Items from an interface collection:
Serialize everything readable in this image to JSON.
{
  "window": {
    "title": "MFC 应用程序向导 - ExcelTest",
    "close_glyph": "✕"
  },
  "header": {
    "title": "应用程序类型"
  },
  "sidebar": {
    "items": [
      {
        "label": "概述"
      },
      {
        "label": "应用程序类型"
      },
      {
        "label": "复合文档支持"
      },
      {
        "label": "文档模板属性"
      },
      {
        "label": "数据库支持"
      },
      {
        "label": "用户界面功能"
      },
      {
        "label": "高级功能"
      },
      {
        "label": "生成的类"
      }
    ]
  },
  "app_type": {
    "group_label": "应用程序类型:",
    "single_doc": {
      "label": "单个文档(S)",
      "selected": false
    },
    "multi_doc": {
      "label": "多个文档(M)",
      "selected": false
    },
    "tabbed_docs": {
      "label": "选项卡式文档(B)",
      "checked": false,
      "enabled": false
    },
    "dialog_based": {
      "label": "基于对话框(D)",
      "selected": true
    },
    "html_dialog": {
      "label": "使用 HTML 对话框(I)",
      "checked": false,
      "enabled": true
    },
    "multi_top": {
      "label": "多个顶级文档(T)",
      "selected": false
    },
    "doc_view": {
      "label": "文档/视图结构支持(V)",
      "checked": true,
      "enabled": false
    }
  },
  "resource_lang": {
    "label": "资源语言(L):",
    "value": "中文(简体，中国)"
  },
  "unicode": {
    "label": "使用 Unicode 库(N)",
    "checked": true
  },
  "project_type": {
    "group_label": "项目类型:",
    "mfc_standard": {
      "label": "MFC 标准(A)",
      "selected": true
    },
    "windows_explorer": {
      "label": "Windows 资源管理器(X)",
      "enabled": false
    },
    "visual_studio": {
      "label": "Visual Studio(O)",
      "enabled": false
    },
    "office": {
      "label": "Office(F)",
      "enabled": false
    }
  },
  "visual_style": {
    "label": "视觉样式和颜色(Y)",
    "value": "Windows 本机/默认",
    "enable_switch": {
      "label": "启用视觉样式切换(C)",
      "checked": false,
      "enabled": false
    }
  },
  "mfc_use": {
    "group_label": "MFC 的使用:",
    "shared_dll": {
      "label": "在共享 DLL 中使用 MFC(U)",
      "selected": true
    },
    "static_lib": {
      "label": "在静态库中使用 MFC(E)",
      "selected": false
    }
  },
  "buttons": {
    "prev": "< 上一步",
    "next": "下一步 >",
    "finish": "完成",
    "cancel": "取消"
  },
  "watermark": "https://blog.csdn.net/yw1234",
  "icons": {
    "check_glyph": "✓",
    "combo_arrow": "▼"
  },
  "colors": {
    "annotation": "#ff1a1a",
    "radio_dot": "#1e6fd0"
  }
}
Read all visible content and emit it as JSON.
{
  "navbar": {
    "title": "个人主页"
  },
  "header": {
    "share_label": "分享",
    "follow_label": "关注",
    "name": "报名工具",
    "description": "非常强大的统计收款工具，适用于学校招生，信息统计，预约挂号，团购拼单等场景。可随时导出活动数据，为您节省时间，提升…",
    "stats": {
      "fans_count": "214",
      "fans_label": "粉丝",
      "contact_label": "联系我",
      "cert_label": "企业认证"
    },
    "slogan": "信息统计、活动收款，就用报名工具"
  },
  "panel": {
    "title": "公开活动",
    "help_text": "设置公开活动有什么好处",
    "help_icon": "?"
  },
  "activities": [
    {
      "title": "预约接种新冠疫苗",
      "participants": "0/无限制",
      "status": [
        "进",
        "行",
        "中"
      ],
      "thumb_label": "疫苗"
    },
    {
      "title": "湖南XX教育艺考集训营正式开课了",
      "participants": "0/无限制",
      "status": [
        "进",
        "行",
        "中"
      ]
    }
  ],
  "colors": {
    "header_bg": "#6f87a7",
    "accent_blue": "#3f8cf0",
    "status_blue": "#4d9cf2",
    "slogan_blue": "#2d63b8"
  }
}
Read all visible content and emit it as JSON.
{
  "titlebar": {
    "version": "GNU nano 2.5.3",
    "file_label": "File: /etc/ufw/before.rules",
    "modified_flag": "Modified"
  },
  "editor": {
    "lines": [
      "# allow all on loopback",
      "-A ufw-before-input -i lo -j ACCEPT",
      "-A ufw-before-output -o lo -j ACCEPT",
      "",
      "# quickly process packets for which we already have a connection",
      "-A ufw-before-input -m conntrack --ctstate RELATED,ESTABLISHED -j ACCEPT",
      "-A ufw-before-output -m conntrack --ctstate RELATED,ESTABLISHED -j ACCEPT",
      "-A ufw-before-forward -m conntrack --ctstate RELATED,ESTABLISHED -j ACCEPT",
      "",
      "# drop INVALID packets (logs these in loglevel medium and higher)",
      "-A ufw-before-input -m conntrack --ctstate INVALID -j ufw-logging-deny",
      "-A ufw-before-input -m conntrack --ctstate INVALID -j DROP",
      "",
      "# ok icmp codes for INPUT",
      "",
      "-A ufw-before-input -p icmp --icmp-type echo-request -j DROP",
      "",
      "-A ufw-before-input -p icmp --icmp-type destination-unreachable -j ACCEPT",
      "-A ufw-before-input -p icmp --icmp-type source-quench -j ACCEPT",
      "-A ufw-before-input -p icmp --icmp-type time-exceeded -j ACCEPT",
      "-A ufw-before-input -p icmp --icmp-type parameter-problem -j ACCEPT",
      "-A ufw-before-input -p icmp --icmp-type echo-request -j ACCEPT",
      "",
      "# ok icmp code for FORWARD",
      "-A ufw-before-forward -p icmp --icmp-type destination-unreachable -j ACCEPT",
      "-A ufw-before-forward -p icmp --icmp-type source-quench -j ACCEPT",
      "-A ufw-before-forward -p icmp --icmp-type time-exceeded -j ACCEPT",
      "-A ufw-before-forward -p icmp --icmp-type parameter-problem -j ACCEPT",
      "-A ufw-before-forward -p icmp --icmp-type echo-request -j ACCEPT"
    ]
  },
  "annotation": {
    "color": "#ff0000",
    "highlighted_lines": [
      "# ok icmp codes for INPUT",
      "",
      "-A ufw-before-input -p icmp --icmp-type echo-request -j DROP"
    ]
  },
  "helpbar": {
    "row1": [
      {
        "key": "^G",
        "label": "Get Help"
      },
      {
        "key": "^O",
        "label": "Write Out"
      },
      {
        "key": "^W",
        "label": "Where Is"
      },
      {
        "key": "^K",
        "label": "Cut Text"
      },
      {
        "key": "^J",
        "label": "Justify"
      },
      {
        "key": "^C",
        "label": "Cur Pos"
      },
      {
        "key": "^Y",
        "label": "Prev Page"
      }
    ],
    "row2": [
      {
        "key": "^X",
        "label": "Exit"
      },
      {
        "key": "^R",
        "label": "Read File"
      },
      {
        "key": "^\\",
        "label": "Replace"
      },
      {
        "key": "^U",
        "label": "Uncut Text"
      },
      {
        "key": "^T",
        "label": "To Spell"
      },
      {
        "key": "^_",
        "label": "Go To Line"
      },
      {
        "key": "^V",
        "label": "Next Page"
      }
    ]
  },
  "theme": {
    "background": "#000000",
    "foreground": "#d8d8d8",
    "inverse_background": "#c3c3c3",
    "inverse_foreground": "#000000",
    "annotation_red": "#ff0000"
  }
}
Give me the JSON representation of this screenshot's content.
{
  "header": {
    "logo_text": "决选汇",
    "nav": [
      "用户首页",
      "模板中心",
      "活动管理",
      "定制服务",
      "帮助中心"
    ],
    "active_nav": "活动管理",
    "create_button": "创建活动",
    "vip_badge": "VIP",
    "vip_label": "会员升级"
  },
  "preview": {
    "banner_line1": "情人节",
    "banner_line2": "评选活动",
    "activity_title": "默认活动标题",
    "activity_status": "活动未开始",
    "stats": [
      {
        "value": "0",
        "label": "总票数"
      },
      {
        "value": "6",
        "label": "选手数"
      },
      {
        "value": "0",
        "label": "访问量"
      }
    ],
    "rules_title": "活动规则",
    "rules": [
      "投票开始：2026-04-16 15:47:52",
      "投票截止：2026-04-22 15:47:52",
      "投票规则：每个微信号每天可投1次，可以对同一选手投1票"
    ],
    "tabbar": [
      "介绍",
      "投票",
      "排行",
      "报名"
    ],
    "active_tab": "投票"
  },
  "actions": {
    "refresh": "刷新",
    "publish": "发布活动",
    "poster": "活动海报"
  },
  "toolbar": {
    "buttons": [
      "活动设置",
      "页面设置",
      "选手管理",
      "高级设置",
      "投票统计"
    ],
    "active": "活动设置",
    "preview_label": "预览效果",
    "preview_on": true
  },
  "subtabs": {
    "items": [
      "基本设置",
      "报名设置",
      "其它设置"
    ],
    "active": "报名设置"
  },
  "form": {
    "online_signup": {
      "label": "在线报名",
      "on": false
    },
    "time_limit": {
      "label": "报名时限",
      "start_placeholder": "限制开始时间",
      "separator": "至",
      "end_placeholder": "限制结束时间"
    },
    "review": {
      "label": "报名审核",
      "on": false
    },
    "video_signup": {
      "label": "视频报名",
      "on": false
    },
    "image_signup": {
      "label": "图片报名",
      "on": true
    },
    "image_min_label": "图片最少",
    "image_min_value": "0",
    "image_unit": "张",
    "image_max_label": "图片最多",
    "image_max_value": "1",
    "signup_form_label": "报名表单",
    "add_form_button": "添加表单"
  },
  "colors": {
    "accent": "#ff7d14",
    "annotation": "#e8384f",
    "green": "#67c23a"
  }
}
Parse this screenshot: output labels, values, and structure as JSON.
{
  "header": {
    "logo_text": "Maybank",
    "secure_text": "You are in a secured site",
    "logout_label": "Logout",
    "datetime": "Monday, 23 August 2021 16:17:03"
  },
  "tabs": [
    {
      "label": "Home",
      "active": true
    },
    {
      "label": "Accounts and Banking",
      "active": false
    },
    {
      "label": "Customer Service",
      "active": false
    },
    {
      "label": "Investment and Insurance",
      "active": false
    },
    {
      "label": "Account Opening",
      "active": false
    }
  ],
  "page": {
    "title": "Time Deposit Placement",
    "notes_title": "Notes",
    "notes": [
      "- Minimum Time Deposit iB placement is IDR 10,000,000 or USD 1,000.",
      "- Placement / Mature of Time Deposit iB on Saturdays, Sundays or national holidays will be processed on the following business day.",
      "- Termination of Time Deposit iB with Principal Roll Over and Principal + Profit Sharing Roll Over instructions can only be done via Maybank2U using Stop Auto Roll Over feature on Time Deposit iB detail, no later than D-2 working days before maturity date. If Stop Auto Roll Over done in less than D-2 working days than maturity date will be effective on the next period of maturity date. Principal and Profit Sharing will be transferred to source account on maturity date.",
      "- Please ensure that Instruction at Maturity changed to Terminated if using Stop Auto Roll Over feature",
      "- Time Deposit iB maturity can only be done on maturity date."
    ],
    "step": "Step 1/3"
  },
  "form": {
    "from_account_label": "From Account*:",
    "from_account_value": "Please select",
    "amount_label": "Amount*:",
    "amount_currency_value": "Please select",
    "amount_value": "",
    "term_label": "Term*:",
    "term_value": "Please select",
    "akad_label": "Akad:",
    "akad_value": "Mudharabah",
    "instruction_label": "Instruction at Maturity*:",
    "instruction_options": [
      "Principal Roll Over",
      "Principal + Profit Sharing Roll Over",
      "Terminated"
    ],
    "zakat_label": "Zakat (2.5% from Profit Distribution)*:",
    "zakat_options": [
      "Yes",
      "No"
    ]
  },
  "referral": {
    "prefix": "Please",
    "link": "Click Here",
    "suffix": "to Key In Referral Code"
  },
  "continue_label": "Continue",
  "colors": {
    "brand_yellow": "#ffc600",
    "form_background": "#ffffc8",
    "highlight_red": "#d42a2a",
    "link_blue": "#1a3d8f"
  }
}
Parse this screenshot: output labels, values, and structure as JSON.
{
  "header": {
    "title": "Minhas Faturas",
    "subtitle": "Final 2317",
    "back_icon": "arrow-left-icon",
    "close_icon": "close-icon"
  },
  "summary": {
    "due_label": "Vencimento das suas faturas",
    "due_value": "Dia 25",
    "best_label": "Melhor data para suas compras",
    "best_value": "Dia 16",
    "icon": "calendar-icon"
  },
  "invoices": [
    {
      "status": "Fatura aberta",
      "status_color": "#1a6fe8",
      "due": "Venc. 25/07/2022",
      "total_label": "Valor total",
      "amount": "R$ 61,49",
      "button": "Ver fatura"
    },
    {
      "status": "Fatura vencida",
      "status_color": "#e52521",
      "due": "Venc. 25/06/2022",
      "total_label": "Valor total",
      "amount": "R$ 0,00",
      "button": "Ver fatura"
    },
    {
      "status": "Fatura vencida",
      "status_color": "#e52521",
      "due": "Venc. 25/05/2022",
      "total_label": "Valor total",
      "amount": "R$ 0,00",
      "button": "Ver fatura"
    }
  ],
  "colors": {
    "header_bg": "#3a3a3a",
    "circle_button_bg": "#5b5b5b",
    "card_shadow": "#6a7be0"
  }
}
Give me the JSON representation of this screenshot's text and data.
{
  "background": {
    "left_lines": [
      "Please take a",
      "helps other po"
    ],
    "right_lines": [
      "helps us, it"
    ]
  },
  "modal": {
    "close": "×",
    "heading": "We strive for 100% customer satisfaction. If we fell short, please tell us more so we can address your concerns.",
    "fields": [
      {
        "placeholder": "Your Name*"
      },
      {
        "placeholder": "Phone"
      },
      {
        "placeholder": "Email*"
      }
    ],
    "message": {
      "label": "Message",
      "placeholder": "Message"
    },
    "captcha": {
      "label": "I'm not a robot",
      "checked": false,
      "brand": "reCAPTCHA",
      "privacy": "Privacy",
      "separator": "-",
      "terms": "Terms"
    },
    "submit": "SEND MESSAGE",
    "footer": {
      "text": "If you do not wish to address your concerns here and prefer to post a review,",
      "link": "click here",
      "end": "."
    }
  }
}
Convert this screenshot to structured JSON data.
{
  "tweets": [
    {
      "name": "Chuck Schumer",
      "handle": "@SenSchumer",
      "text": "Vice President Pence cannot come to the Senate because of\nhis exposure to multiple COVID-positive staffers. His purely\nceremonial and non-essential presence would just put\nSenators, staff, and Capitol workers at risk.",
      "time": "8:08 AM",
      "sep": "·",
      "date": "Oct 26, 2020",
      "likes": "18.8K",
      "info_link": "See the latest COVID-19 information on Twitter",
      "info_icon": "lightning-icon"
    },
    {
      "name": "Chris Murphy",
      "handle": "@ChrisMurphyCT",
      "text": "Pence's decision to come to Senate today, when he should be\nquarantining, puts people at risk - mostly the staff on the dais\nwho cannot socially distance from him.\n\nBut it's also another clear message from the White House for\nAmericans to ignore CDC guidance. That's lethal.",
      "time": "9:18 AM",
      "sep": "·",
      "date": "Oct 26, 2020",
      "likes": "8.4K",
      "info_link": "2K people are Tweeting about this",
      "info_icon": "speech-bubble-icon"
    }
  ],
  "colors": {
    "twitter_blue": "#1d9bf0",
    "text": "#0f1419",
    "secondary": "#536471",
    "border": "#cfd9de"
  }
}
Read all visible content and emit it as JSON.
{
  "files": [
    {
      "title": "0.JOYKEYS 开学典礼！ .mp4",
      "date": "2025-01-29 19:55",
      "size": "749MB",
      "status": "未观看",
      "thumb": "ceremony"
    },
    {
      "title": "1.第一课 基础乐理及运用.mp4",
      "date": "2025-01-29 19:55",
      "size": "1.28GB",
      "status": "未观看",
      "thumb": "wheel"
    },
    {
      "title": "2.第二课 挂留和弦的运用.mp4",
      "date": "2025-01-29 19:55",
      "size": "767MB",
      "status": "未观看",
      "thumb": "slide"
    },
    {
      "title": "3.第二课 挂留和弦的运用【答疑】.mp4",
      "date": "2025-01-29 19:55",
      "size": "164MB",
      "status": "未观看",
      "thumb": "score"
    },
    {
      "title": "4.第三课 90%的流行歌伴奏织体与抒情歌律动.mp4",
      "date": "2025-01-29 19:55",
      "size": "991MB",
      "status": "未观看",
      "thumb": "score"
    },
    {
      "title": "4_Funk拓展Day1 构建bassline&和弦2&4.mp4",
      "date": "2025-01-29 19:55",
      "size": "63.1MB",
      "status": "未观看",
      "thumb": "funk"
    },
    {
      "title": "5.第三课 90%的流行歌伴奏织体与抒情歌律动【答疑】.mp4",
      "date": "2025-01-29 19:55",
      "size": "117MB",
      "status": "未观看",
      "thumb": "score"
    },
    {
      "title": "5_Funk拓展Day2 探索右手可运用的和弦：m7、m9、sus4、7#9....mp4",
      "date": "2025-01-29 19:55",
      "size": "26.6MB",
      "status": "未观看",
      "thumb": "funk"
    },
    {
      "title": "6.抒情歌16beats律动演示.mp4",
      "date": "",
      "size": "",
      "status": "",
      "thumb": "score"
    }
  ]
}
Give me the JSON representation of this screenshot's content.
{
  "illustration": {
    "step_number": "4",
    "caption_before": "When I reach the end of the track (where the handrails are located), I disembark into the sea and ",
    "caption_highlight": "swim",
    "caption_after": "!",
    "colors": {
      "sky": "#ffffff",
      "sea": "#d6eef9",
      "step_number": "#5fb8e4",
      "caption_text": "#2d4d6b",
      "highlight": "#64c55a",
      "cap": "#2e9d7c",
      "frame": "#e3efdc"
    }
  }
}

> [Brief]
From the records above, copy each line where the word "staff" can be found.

> [Your solution]
      "text": "Vice President Pence cannot come to the Senate because of\nhis exposure to multiple COVID-positive staffers. His purely\nceremonial and non-essential presence would just put\nSenators, staff, and Capitol workers at risk.",
      "text": "Pence's decision to come to Senate today, when he should be\nquarantining, puts people at risk - mostly the staff on the dais\nwho cannot socially distance from him.\n\nBut it's also another clear message from the White House for\nAmericans to ignore CDC guidance. That's lethal.",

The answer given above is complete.